**ABOUT THIS EXERCISE:** Please report, as a single number with no other text, how many lines of the listing contain "true".

**EXERCISE MATERIALS:**
BEGIN
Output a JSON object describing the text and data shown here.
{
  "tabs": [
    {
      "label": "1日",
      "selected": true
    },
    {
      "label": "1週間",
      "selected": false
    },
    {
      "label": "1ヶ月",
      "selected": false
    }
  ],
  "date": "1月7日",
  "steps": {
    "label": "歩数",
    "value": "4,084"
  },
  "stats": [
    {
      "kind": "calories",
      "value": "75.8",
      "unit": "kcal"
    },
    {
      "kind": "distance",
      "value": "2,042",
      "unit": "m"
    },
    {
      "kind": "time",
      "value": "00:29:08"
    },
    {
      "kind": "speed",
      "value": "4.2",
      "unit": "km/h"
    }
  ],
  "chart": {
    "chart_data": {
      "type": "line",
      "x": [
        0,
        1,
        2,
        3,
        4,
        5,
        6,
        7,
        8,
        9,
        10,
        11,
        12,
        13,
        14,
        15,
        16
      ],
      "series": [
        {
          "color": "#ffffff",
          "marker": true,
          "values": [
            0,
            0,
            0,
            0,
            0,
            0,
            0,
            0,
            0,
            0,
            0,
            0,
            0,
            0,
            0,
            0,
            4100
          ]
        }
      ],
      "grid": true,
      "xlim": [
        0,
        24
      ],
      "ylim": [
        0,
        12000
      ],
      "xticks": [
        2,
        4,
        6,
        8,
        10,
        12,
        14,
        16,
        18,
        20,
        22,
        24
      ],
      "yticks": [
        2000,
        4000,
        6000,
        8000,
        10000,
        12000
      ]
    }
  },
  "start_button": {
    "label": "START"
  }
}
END
**EXERCISE RESPONSE:** 3